The same day Qarrtsiluni said they'd still take my photos in and around the chapel, if I didn't mind making a new commentary, and if my admirably loyal readers didn't mind being directed to yet more on the same subject, an elderly local historian, who I'd completely forgotten I'd contacted, having sent an e-mail off into the ether of his general direction some days ago, mailed me back with an enormous attachment, reams and reams of French in tiny Marigold font, with everything ever known on the history, archaeology and toponymy of Tredaniel and its environs.  I thought I wouldn't be able to read it without getting some form of mad-eye, but before I knew it I was totally absorbed.  Thus passed much of my afternoon.  Though having finished my assignment on the effective teaching of English vocabulary, I felt I could live dangerously and indulge my passions.  I curled in my cool blue room, and wrote about cool bright air.


Then bad news from an old friend and fellow blogger, which leaves me troubled for her.


The rain it raineth every day now, and my Toussaint holiday is nearly over.  I've done some of the things I intended to.  Molly lazes her days away and gets up too early in the mornings.  Tomorrow the weather forecast says will be better, so we'll head off to Dinan, a holiday outing we'd been promising ourselves.  With curry.


annie said...

a holiday away and curry both sound fantastic. I think I'll indulge in at least one of them this week.

marja-leena said...

Love the snail, like a jewel! Do keep indulging your passions, Lucy - I love reading about them!

Zhoen said...

Dogs are for getting up early.

Rouchswalwe said...

Tiny snail snuggling 'gainst the sun's warmth.

Lee said...

I knock on their front doors sometimes but they never answer. Perhaps I shouldn't use a brick.

Roderick Robinson said...

A nice little parable to be turned on those who say that they are literary people who hate technological mediation, who insist that worthwhile info comes only from books, that computers are in some way vulgar, etc, etc. Never heard of Marigold typeface; seems as if my professional existence has been totally in vain.

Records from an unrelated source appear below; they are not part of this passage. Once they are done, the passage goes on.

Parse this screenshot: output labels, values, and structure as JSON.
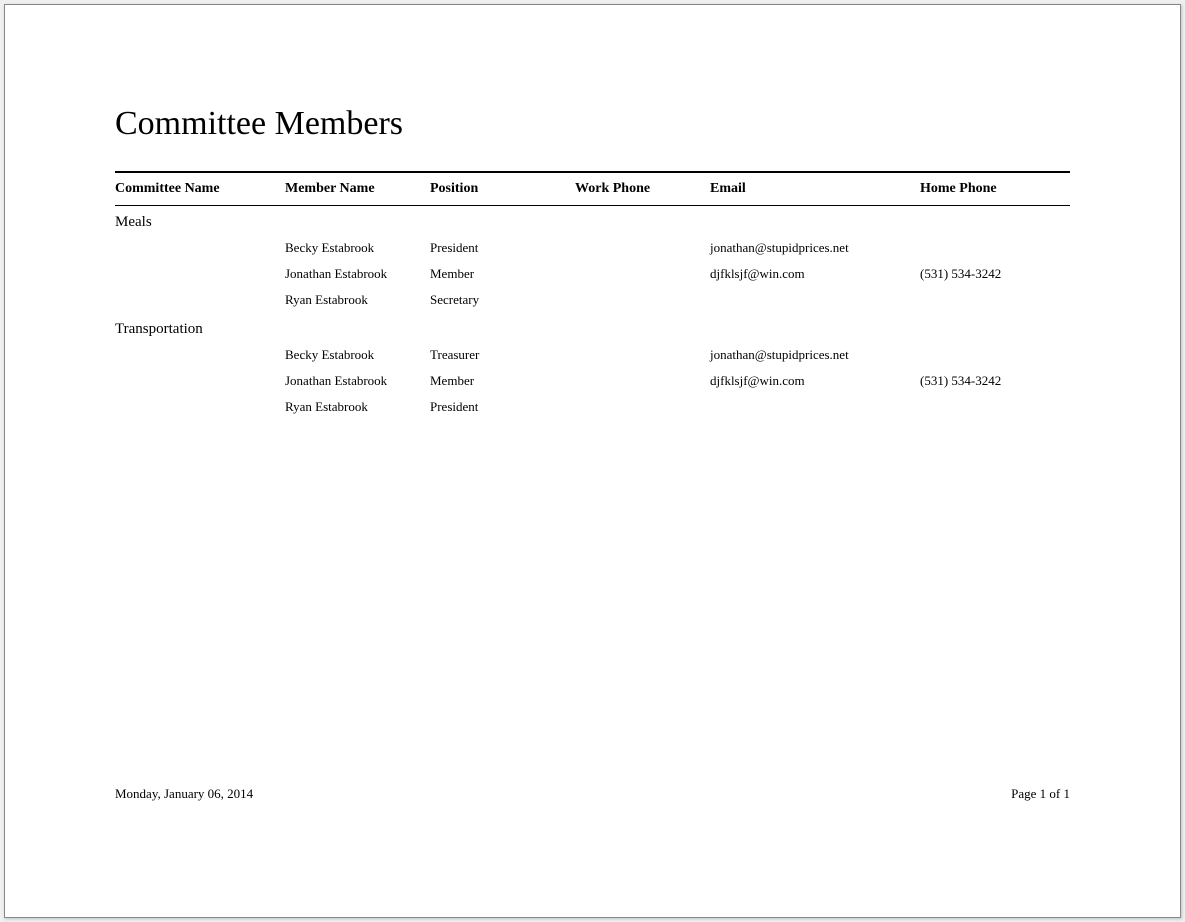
{
  "report": {
    "title": "Committee Members",
    "columns": {
      "committee": "Committee Name",
      "member": "Member Name",
      "position": "Position",
      "work_phone": "Work Phone",
      "email": "Email",
      "home_phone": "Home Phone"
    },
    "groups": [
      {
        "committee_name": "Meals",
        "rows": [
          {
            "member": "Becky Estabrook",
            "position": "President",
            "work_phone": "",
            "email": "jonathan@stupidprices.net",
            "home_phone": ""
          },
          {
            "member": "Jonathan Estabrook",
            "position": "Member",
            "work_phone": "",
            "email": "djfklsjf@win.com",
            "home_phone": "(531) 534-3242"
          },
          {
            "member": "Ryan Estabrook",
            "position": "Secretary",
            "work_phone": "",
            "email": "",
            "home_phone": ""
          }
        ]
      },
      {
        "committee_name": "Transportation",
        "rows": [
          {
            "member": "Becky Estabrook",
            "position": "Treasurer",
            "work_phone": "",
            "email": "jonathan@stupidprices.net",
            "home_phone": ""
          },
          {
            "member": "Jonathan Estabrook",
            "position": "Member",
            "work_phone": "",
            "email": "djfklsjf@win.com",
            "home_phone": "(531) 534-3242"
          },
          {
            "member": "Ryan Estabrook",
            "position": "President",
            "work_phone": "",
            "email": "",
            "home_phone": ""
          }
        ]
      }
    ],
    "footer": {
      "date": "Monday, January 06, 2014",
      "page": "Page 1 of 1"
    }
  }
}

Lucy said...

Thanks chaps.

Annie - very sadly, we got to Dinan to find the Indian restaurant had closed down! We had something else instead, about which perhaps more later.

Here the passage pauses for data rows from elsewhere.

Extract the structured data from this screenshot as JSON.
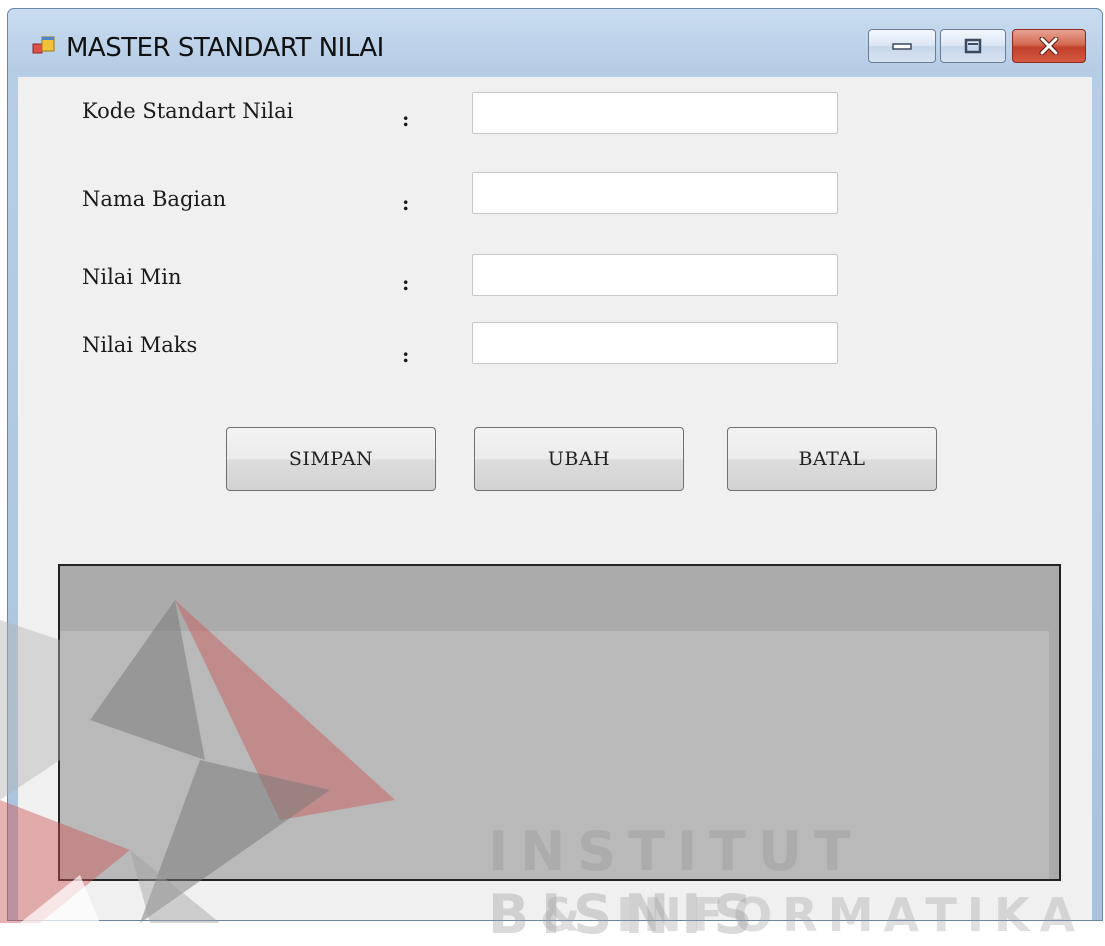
{
  "window": {
    "title": "MASTER STANDART NILAI"
  },
  "form": {
    "fields": [
      {
        "label": "Kode Standart Nilai",
        "colon": ":",
        "value": ""
      },
      {
        "label": "Nama Bagian",
        "colon": ":",
        "value": ""
      },
      {
        "label": "Nilai Min",
        "colon": ":",
        "value": ""
      },
      {
        "label": "Nilai Maks",
        "colon": ":",
        "value": ""
      }
    ]
  },
  "buttons": {
    "save": "SIMPAN",
    "edit": "UBAH",
    "cancel": "BATAL"
  },
  "watermark": {
    "line1": "INSTITUT BISNIS",
    "line2": "& INFORMATIKA"
  }
}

Thanks, ML, for indulging me!

Z - they do, I have no need of an alarm clock. She gets restless when she doesn't get enough walks though.

RW - awww!

Lee - oh you could squash this one between finger and thumb. But one this small cannot be harmful, I'll leave it for the thrushes.

BB - it was in fact a large tract from his book, I believe, but he obviously has it at his fingertips!  I do like it that one can often get in touch with complete strangers quite easily in these webby times.  Internet presence has it's ups as well as downs.  I hadn't heard of Marigold either, the font box told me that was what it was.  It doesn't seem to be available on the usual word processing programmes, but you can see a sample of it here; it's a pretty italic calligraphic little thing.  Browsing the world of on-line downloadable fonts, as you have led me to do, opens up a whole realm of interesting possibilities.  Though they are often quite expensive... Even fancier than Marigold is Marigold Wild, which you can download for free here.

Did ML really imply you were stingy with compliments on the pictorial?  I expect she was just teasing you.  I have never found you stingy with compliments at all, one just has to unravel them a bit sometimes...

Roderick Robinson said...

Wow, I wouldn't have cared to read more than 500 words of that, though it is elegant beyond words. Good for a tombstone.

M-L said my compliments were "rare". I apologised for my unwitting curmudgeonliness (a word I'd had waiting in the wings for just such an opportunity) and she softened the blow in her reply. I'm sorry my praise taxes your decoding strengths but at least you can be reasonably sure (say 93% anyway) that the outcome will not be painful. Here's something unequivocal: I envy you those winter drives into deserted, wild and wasteful Brittany. I look forward to photos of the world's cruellest coastline.

Dick said...

The noble snail, beautifully caught. There's a favourite Irish proverb that states that 'time and patience would bring the snail to Jerusalem.'

I love the Marigold font. I've just added it to my vastly inflated Mac font stock. Thanks for the lead.

Ronnica said...

I love the front-on picture of the boat. (I'm sure there's an appropriate nautical term, but I don't know it!)

Sheila said...

This photo is meravigliosa!